-These new communications tools make possible new sizes and types of social networks. These networks can organize and mobilize human knowledge to accomplish new things, both grand (Wikipedia) and small (organize a group dinner). Shirky's example of Voice of the Faithful (143-148), a Boston-based group of Catholic laypeople responding to the local diocese's treatment of pedophilic priests, is a strong point of the book. On the other hand, passionate hoards are sometimes just mobs -- it's difficult to see the output of sports talk radio and websites, to take one example, as Jeffersonian democracy incarnate.

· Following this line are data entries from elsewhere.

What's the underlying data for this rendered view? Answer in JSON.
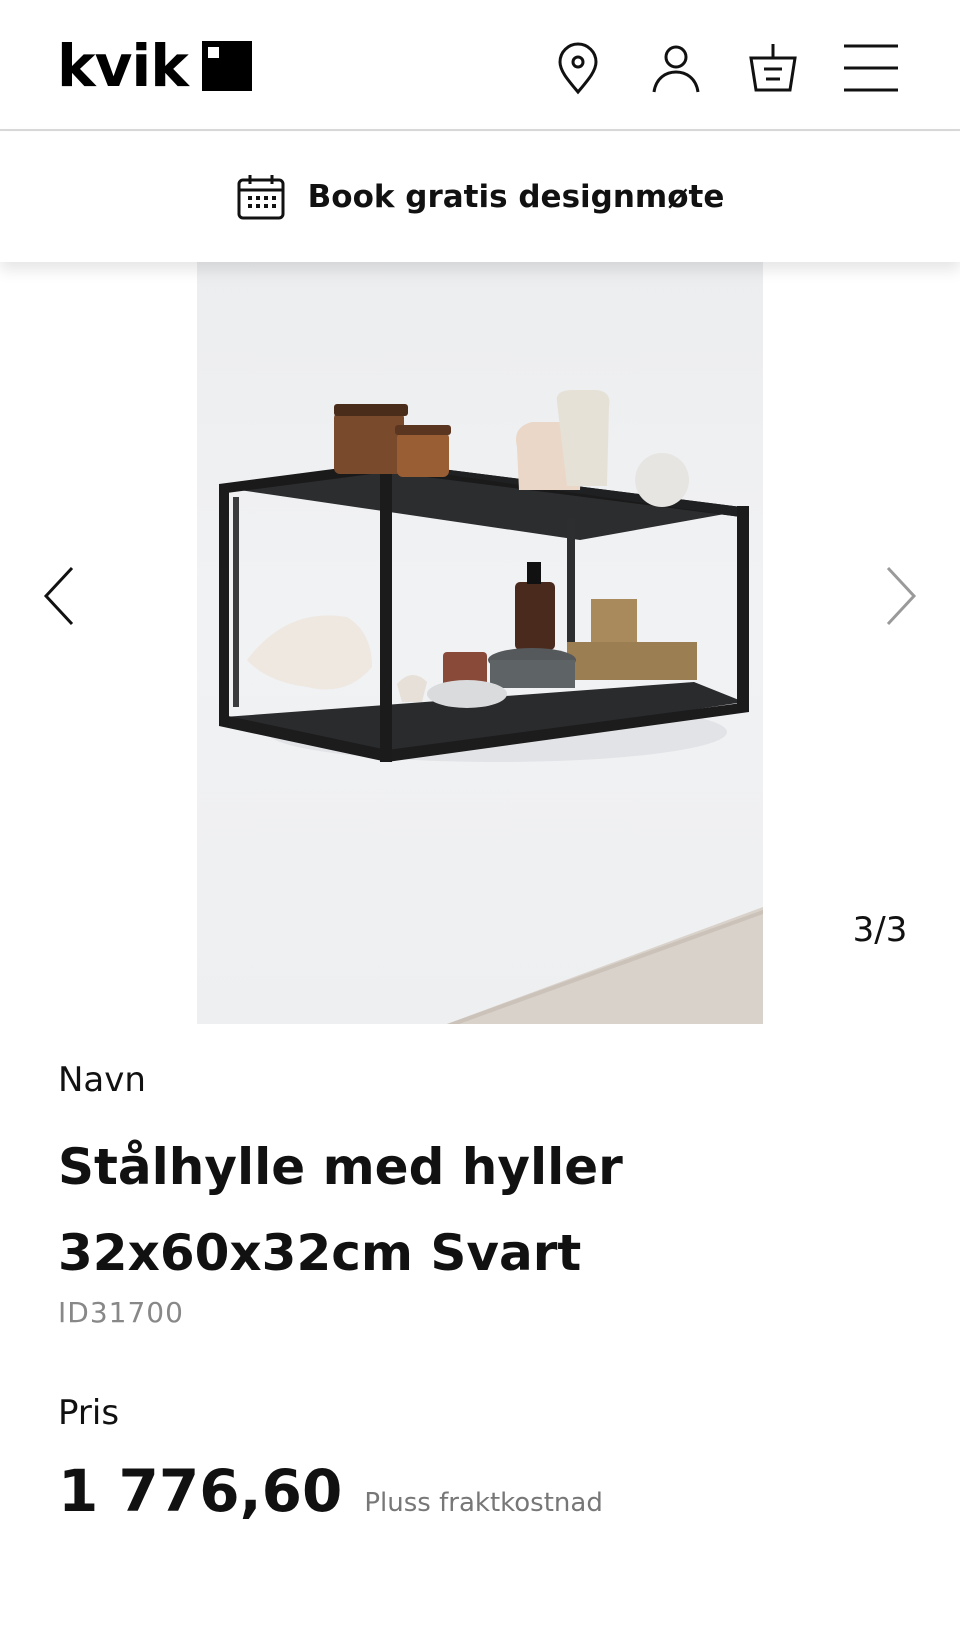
{
  "header": {
    "logo_text": "kvik",
    "icons": [
      "location-pin-icon",
      "user-icon",
      "basket-icon",
      "hamburger-menu-icon"
    ]
  },
  "banner": {
    "icon": "calendar-icon",
    "label": "Book gratis designmøte"
  },
  "gallery": {
    "counter": "3/3",
    "prev_icon": "chevron-left-icon",
    "next_icon": "chevron-right-icon"
  },
  "product": {
    "name_label": "Navn",
    "title_line1": "Stålhylle med hyller",
    "title_line2": "32x60x32cm Svart",
    "id": "ID31700",
    "price_label": "Pris",
    "price": "1 776,60",
    "shipping_note": "Pluss fraktkostnad"
  },
  "colors": {
    "text": "#111111",
    "muted": "#888888",
    "divider": "#d9d9d9"
  }
}
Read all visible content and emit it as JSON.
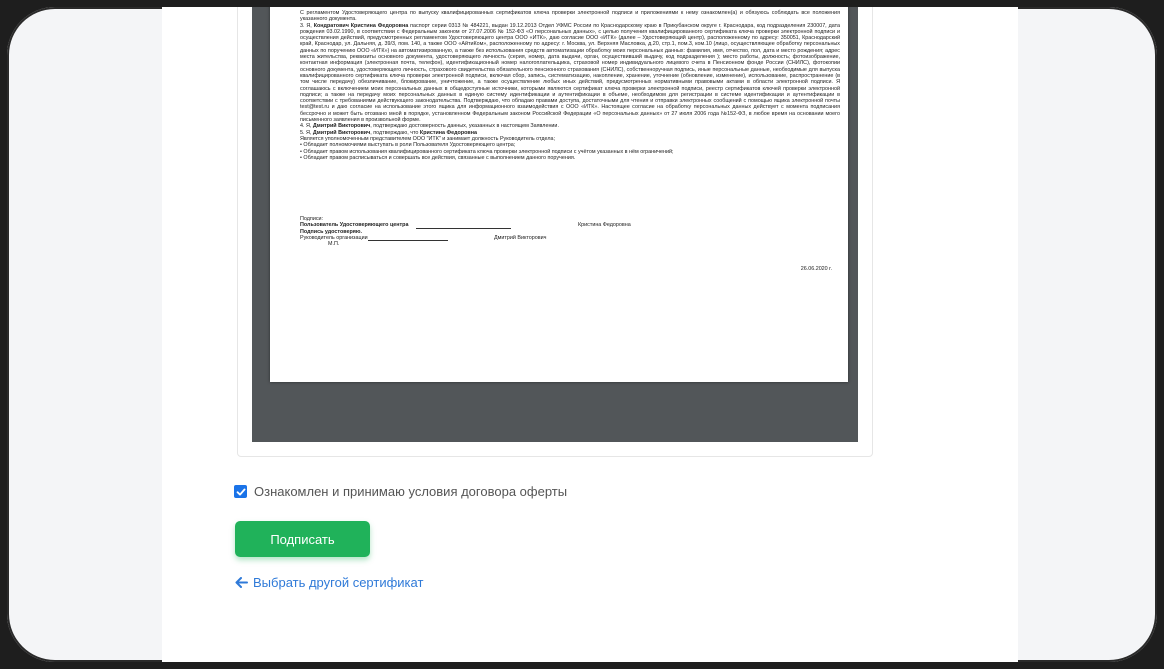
{
  "document": {
    "intro": "С регламентом Удостоверяющего центра по выпуску квалифицированных сертификатов ключа проверки электронной подписи и приложениями к нему ознакомлен(а) и обязуюсь соблюдать все положения указанного документа.",
    "para3_num": "3. Я,",
    "para3_name": "Кондратович Кристина Федоровна",
    "para3_text": "паспорт серии 0313 № 484221, выдан 19.12.2013 Отдел УФМС России по Краснодарскому краю в Прикубанском округе г. Краснодара, код подразделения 230007, дата рождения 03.02.1990, в соответствии с Федеральным законом от 27.07.2006 № 152-ФЗ «О персональных данных», с целью получения квалифицированного сертификата ключа проверки электронной подписи и осуществления действий, предусмотренных регламентом Удостоверяющего центра ООО «ИТК», даю согласие ООО «ИТК» (далее – Удостоверяющий центр), расположенному по адресу: 350051, Краснодарский край, Краснодар, ул. Дальняя, д. 39/3, пом. 140, а также ООО «АйтиКом», расположенному по адресу: г. Москва, ул. Верхняя Масловка, д.20, стр.1, пом.3, ком.10 (лицо, осуществляющее обработку персональных данных по поручению ООО «ИТК») на автоматизированную, а также без использования средств автоматизации обработку моих персональных данных: фамилия, имя, отчество, пол, дата и место рождения; адрес места жительства, реквизиты основного документа, удостоверяющего личность (серия, номер, дата выдачи, орган, осуществивший выдачу, код подразделения ); место работы, должность; фотоизображение, контактная информация (электронная почта, телефон), идентификационный номер налогоплательщика, страховой номер индивидуального лицевого счета в Пенсионном фонде России (СНИЛС), фотокопии основного документа, удостоверяющего личность, страхового свидетельства обязательного пенсионного страхования (СНИЛС), собственноручная подпись, иные персональные данные, необходимые для выпуска квалифицированного сертификата ключа проверки электронной подписи, включая сбор, запись, систематизацию, накопление, хранение, уточнение (обновление, изменение), использование, распространение (в том числе передачу) обезличивание, блокирование, уничтожение, а также осуществление любых иных действий, предусмотренных нормативными правовыми актами в области электронной подписи. Я соглашаюсь с включением моих персональных данных в общедоступные источники, которыми являются сертификат ключа проверки электронной подписи, реестр сертификатов ключей проверки электронной подписи; а также на передачу моих персональных данных в единую систему идентификации и аутентификации в объеме, необходимом для регистрации в системе идентификации и аутентификации в соответствии с требованиями действующего законодательства. Подтверждаю, что обладаю правами доступа, достаточными для чтения и отправки электронных сообщений с помощью ящика электронной почты test@test.ru и даю согласие на использование этого ящика для информационного взаимодействия с ООО «ИТК». Настоящее согласие на обработку персональных данных действует с момента подписания бессрочно и может быть отозвано мной в порядке, установленном Федеральным законом Российской Федерации «О персональных данных» от 27 июля 2006 года №152-ФЗ, в любое время на основании моего письменного заявления в произвольной форме.",
    "para4_num": "4. Я,",
    "para4_name": "Дмитрий Викторович",
    "para4_text": ", подтверждаю достоверность данных, указанных в настоящем Заявлении.",
    "para5_num": "5. Я,",
    "para5_name": "Дмитрий Викторович",
    "para5_text": ", подтверждаю, что",
    "para5_name2": "Кристина Федоровна",
    "para5_line2": "Является уполномоченным представителем ООО \"ИТК\" и занимает должность Руководитель отдела;",
    "bullets": [
      "• Обладает полномочиями выступать в роли Пользователя Удостоверяющего центра;",
      "• Обладает правом использования квалифицированного сертификата ключа проверки электронной подписи с учётом указанных в нём ограничений;",
      "• Обладает правом расписываться и совершать все действия, связанные с выполнением данного поручения."
    ],
    "signatures_label": "Подписи:",
    "user_label": "Пользователь Удостоверяющего центра",
    "user_name": "Кристина Федоровна",
    "confirmed_label": "Подпись удостоверяю.",
    "head_label": "Руководитель организации",
    "head_name": "Дмитрий Викторович",
    "stamp": "М.П.",
    "date": "26.06.2020 г."
  },
  "consent": {
    "checked": true,
    "label": "Ознакомлен и принимаю условия договора оферты"
  },
  "sign_button": "Подписать",
  "back_link": "Выбрать другой сертификат",
  "colors": {
    "accent_green": "#20b25a",
    "link_blue": "#2f7ad8",
    "viewer_gray": "#525659"
  }
}
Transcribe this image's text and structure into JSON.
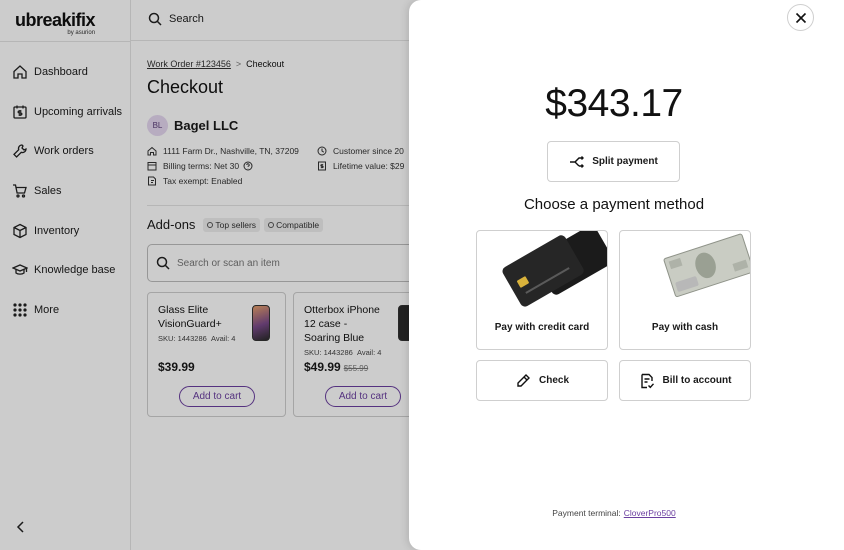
{
  "app": {
    "logo": "ubreakifix",
    "logo_sub": "by asurion",
    "search_label": "Search"
  },
  "sidebar": {
    "items": [
      {
        "label": "Dashboard",
        "icon": "home-icon"
      },
      {
        "label": "Upcoming arrivals",
        "icon": "calendar-dollar-icon"
      },
      {
        "label": "Work orders",
        "icon": "wrench-icon"
      },
      {
        "label": "Sales",
        "icon": "cart-icon"
      },
      {
        "label": "Inventory",
        "icon": "box-icon"
      },
      {
        "label": "Knowledge base",
        "icon": "graduation-cap-icon"
      },
      {
        "label": "More",
        "icon": "grid-dots-icon"
      }
    ]
  },
  "main": {
    "breadcrumb": {
      "link": "Work Order #123456",
      "separator": ">",
      "current": "Checkout"
    },
    "title": "Checkout",
    "customer": {
      "initials": "BL",
      "name": "Bagel LLC",
      "address": "1111 Farm Dr., Nashville, TN, 37209",
      "billing": "Billing terms: Net 30",
      "tax": "Tax exempt: Enabled",
      "since": "Customer since 20",
      "lifetime": "Lifetime value: $29"
    },
    "addons": {
      "title": "Add-ons",
      "chips": [
        "Top sellers",
        "Compatible"
      ],
      "search_placeholder": "Search or scan an item",
      "products": [
        {
          "name": "Glass Elite VisionGuard+",
          "sku": "SKU: 1443286",
          "avail": "Avail: 4",
          "price": "$39.99",
          "old_price": "",
          "button": "Add to cart"
        },
        {
          "name": "Otterbox iPhone 12 case - Soaring Blue",
          "sku": "SKU: 1443286",
          "avail": "Avail: 4",
          "price": "$49.99",
          "old_price": "$55.99",
          "button": "Add to cart"
        }
      ]
    }
  },
  "modal": {
    "amount": "$343.17",
    "split_label": "Split payment",
    "choose_label": "Choose a payment method",
    "methods": {
      "credit": "Pay with credit card",
      "cash": "Pay with cash",
      "check": "Check",
      "bill": "Bill to account"
    },
    "terminal_label": "Payment terminal:",
    "terminal_name": "CloverPro500"
  },
  "colors": {
    "accent": "#6b3fa0",
    "overlay": "rgba(0,0,0,0.2)"
  }
}
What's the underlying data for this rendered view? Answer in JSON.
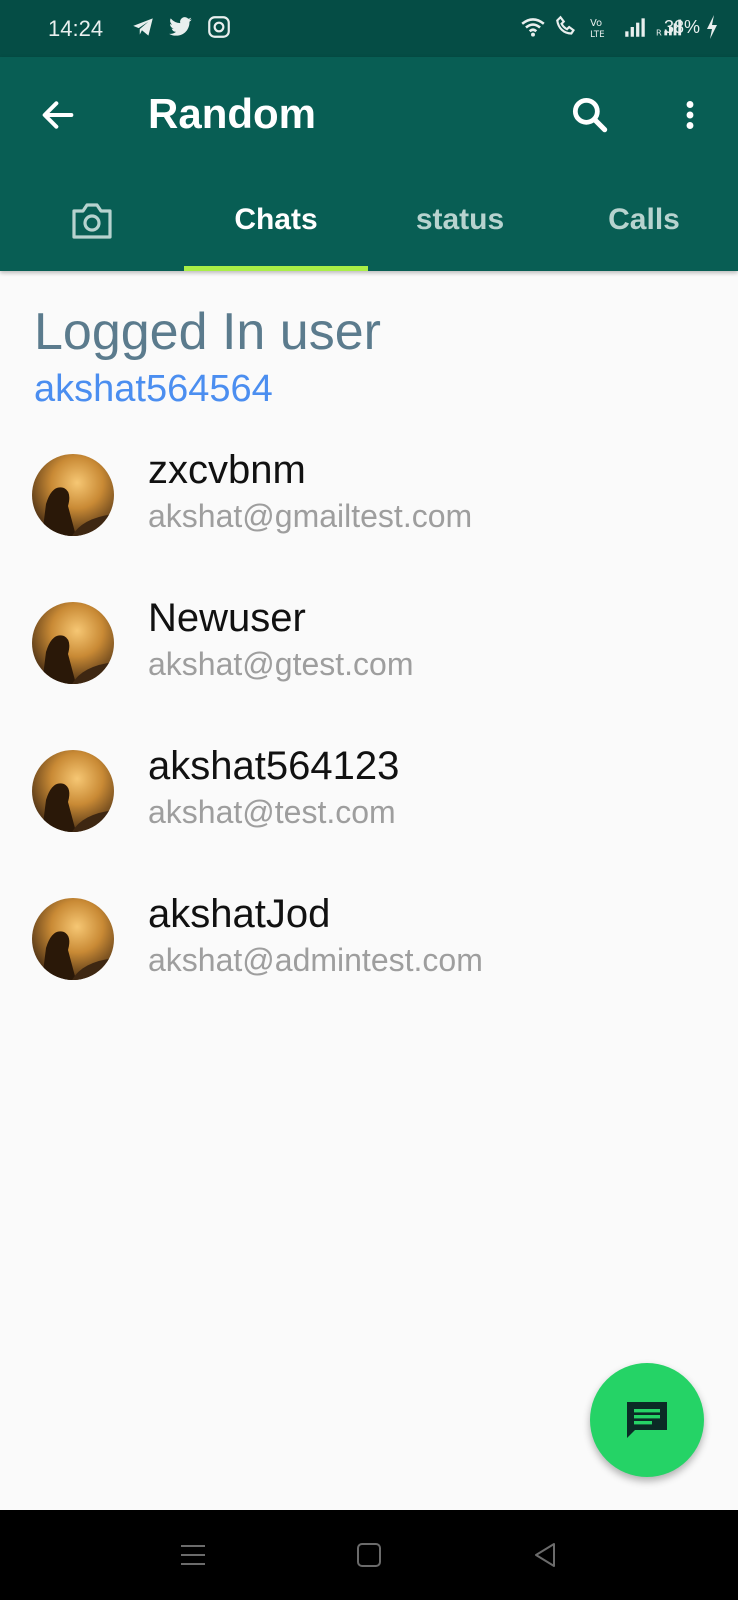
{
  "status_bar": {
    "time": "14:24",
    "battery": "38%"
  },
  "app_bar": {
    "title": "Random"
  },
  "tabs": [
    {
      "label": "Chats",
      "active": true
    },
    {
      "label": "status",
      "active": false
    },
    {
      "label": "Calls",
      "active": false
    }
  ],
  "header": {
    "label": "Logged In user",
    "username": "akshat564564"
  },
  "chats": [
    {
      "name": "zxcvbnm",
      "email": "akshat@gmailtest.com"
    },
    {
      "name": "Newuser",
      "email": "akshat@gtest.com"
    },
    {
      "name": "akshat564123",
      "email": "akshat@test.com"
    },
    {
      "name": "akshatJod",
      "email": "akshat@admintest.com"
    }
  ],
  "colors": {
    "status_bar": "#054d45",
    "app_bar": "#085e54",
    "tab_indicator": "#a9ef46",
    "fab": "#25d366",
    "username": "#4b8ef0",
    "header_label": "#5b7b8d"
  }
}
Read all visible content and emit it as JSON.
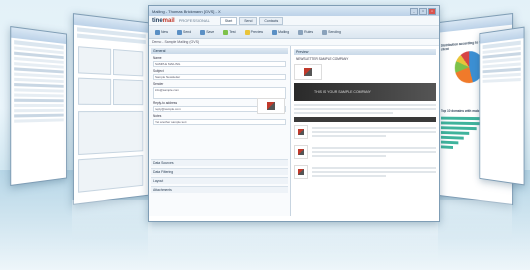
{
  "main_window": {
    "title": "Mailing - Thomas Brickmann [GVS] - X",
    "brand_prefix": "tine",
    "brand_suffix": "mail",
    "edition": "PROFESSIONAL",
    "tabs": [
      "Start",
      "Send",
      "Contacts"
    ],
    "ribbon": [
      "New",
      "Send",
      "Save",
      "Test",
      "Preview",
      "Mailing",
      "Rules",
      "Sending"
    ],
    "address": "Demo - Sample Mailing (GVS)",
    "left_section": "General",
    "fields": [
      {
        "label": "Name",
        "value": "SAMPLE MAILING"
      },
      {
        "label": "Subject",
        "value": "Sample Newsletter"
      },
      {
        "label": "Sender",
        "value": "info@sample.com"
      },
      {
        "label": "Reply-to address",
        "value": "reply@sample.com"
      },
      {
        "label": "Notes",
        "value": "Yet another sample text"
      }
    ],
    "collapsed_sections": [
      "Data Sources",
      "Data Filtering",
      "Layout",
      "Attachments"
    ],
    "right_header": "Preview",
    "preview_title": "NEWSLETTER SAMPLE COMPANY",
    "banner_text": "THIS IS YOUR SAMPLE COMPANY",
    "logo_label": "SAMPLE COMPANY"
  },
  "chart_window": {
    "title1": "Distribution according to the type of email client",
    "title2": "Top 10 domains with mobile clients"
  },
  "colors": {
    "accent": "#3b8fd3",
    "brand_red": "#c0392b"
  },
  "icons": [
    "window-close-icon",
    "new-icon",
    "send-icon",
    "save-icon"
  ]
}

-We are entering a phase in which the implications of modern technologies are playing out in deeper layers. On this, everyone here agrees: as Shirky states, "Communications tools don't get socially interesting until they get technologically boring." (105) There's an old saying that there's nothing so invisible as the familiar. Particularly for the generation currently about 30 and under (increasingly, a demographic independent of geography) cell phones, Facebook, Google, et al are as invisible as oxygen -- and typically as essential.

In contrast to Carr's conclusion which mourns (almost audibly) a lost golden era, Shirky's is upbeat: "Our social tools are improving our ability to share, cooperate, and act together." (304) This view could be construed as techno-utopianism, given that those same tools simultaneously improve people's ability to steal, to undermine, and to splinter. It resonates with me because like Shirky I work with students for whom the new modes are routine, and I don't yet see them pushing me, outdated, to the margins. In its optimism and communitarianism, not to mention its predicates, Shirky's conclusion sounds like a platform Tigger could heartily endorse.

In the end, I must make a plea for a both/and. New technologies make people neither more noble nor more depraved. It's equally true that, as Carr notes, terrorists use the Internet and that, as Shirky cites, eBay's tools allow strangers to trust each other sufficiently to transact sight unseen. For all the creativity and group genius to be found among hacker communities, it's just as easy to see sheep-like following: a recent study at the University at Buffalo found that young adults who watch lots of so-called reality TV carry the behavior of the show's characters into their "production" on social networking sites. According to one of the study's authors, "Promiscuous frienders may be reproducing the fame-seeking behavior that is modeled by reality TV characters." ( [For the full study, see Stefanone, Lackaff, and Rosen, "We're All Stars Now: Reality Television, Web 2.0, and Mediated Identities," Proceedings of ACM's Hypertext, Culture and Communication, June 2008 (forthcoming).]

Carrying on a rich tradition of argumentum ad antiquitatem (appeals to tradition), Carr is wrong to imply that because these technologies are new, they must be bad (and that previously prevalent behaviors, relationships, or arrangements were good simply because they were old). For his part, Shirky is generally more nuanced, acknowledging that all manner of changes -- "some good, some bad, most too complex to label" (14) -- are coming into play, affecting the people and institutions in which they are situated. More often than not, Shirky's narrative feels like an assertion that new forms of technologically-enabled social networks are here and that it's time to a) accept that fact, and b) start to understand some of those changes that are still "too complex to label." As an agenda, I find "we don't know yet" much more appealing than Carr's version of "our new digital destiny" (the book's original subtitle). I simply can't see evidence of a world in which the final promise of such exciting new technologies is for old people to await their end, left with only pre-digital memories to sustain them.